Click here for a printable version

Title:  Students in a Coal Mine or Power Plant
Level:  Primary/Middle
Time:  One half to one day


Students will list the steps or processes in converting coal to electricity.

Background Information:

  1. Coal is mined above or below ground.

  2. Coal is an important fuel source in electric generation.


  1. Notebooks and pencils.

  2. List of mines and power plants in your area.


  1. Contact the manager of operations for your local mine or power plant to arrange for field trips.  Explain how important it is for the children to see the mine and power plant to better understand and appreciate their size and the volume of resources they consume in order to produce the electricity that we have grown to assume will always be there when we need it.  Remember to follow your school system's procedures for field trips.

  2. Prior to the field trip, have your students begin keeping a journal of their experience.

  3. Ask them to describe in their journal what they think they will see on their tour.

  4.  Have them draw diagrams and illustrations to show how they think the coal is mined and how coal is used to generate electricity.

  5. Ask them to estimate how much coal they think the mine produces or the power plant burns daily.

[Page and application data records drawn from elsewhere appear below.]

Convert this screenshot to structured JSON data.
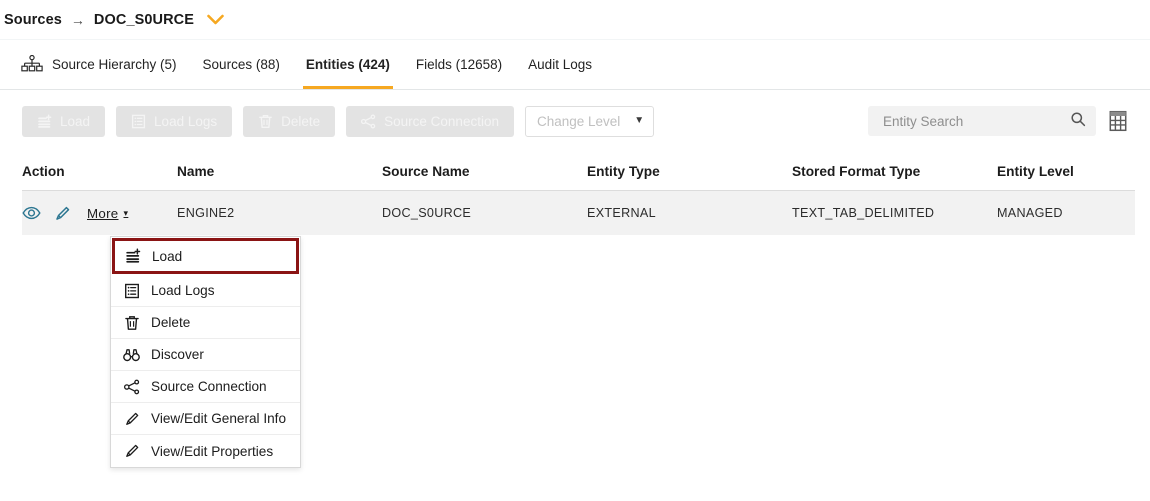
{
  "breadcrumb": {
    "root": "Sources",
    "separator": "→",
    "current": "DOC_S0URCE",
    "caret_icon": "chevron-down-icon",
    "caret_color": "#f6a821"
  },
  "tabs": [
    {
      "label": "Source Hierarchy (5)",
      "icon": "hierarchy-icon",
      "active": false
    },
    {
      "label": "Sources (88)",
      "icon": "",
      "active": false
    },
    {
      "label": "Entities (424)",
      "icon": "",
      "active": true
    },
    {
      "label": "Fields (12658)",
      "icon": "",
      "active": false
    },
    {
      "label": "Audit Logs",
      "icon": "",
      "active": false
    }
  ],
  "toolbar": {
    "buttons": [
      {
        "label": "Load",
        "icon": "load-icon",
        "disabled": true
      },
      {
        "label": "Load Logs",
        "icon": "load-logs-icon",
        "disabled": true
      },
      {
        "label": "Delete",
        "icon": "trash-icon",
        "disabled": true
      },
      {
        "label": "Source Connection",
        "icon": "share-nodes-icon",
        "disabled": true
      }
    ],
    "change_level": {
      "value": "Change Level",
      "caret_icon": "caret-down-icon"
    },
    "search": {
      "placeholder": "Entity Search",
      "value": "",
      "icon": "search-icon"
    },
    "grid_toggle_icon": "table-grid-icon"
  },
  "table": {
    "columns": [
      "Action",
      "Name",
      "Source Name",
      "Entity Type",
      "Stored Format Type",
      "Entity Level"
    ],
    "rows": [
      {
        "actions": {
          "view_icon": "eye-icon",
          "edit_icon": "pencil-icon",
          "more_label": "More",
          "more_caret": "▾"
        },
        "name": "ENGINE2",
        "source_name": "DOC_S0URCE",
        "entity_type": "EXTERNAL",
        "stored_format_type": "TEXT_TAB_DELIMITED",
        "entity_level": "MANAGED"
      }
    ]
  },
  "dropdown": {
    "open": true,
    "highlight_color": "#8a1414",
    "items": [
      {
        "label": "Load",
        "icon": "load-icon",
        "highlighted": true
      },
      {
        "label": "Load Logs",
        "icon": "load-logs-icon",
        "highlighted": false
      },
      {
        "label": "Delete",
        "icon": "trash-icon",
        "highlighted": false
      },
      {
        "label": "Discover",
        "icon": "binoculars-icon",
        "highlighted": false
      },
      {
        "label": "Source Connection",
        "icon": "share-nodes-icon",
        "highlighted": false
      },
      {
        "label": "View/Edit General Info",
        "icon": "pencil-icon",
        "highlighted": false
      },
      {
        "label": "View/Edit Properties",
        "icon": "pencil-icon",
        "highlighted": false
      }
    ]
  },
  "colors": {
    "accent_orange": "#f6a821",
    "icon_blue": "#2c7691",
    "row_bg": "#f2f2f2"
  }
}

  6. Also ask students to notice the landscape along the route to the mine or power plant.  For instance, did they notice railroad tracks?  Was there a waterway nearby?  Was the site located next to a metropolitan area or in the country?  Would this make a difference?  Did they observe reclamation?  What effect does the location of the mine or power plant have on the economy of the immediate area?

  7. After returning from the field trip, ask students to write in their journals again, answering the same question asked on the previous page.  Have them compare their pre-trip predictions with what they learned on the trip.

  8. Flip the lights in your classroom off and on a few times.  Ask the students to draw a map, which traces the energy used in the classroom lights back to the coal, which was burned to generate the electricity.

  9. Ask them to draw in the details they remember about the conversions of energy along the way:  ancient plants storing the sun's energy as plant material, coal formation, coal mining, coal burning to create steam to run generators, generators making electricity, the transmission lines, feeder stations along the way, the switch and the light bulbs in the classroom. 


Provided by American Coal Foundation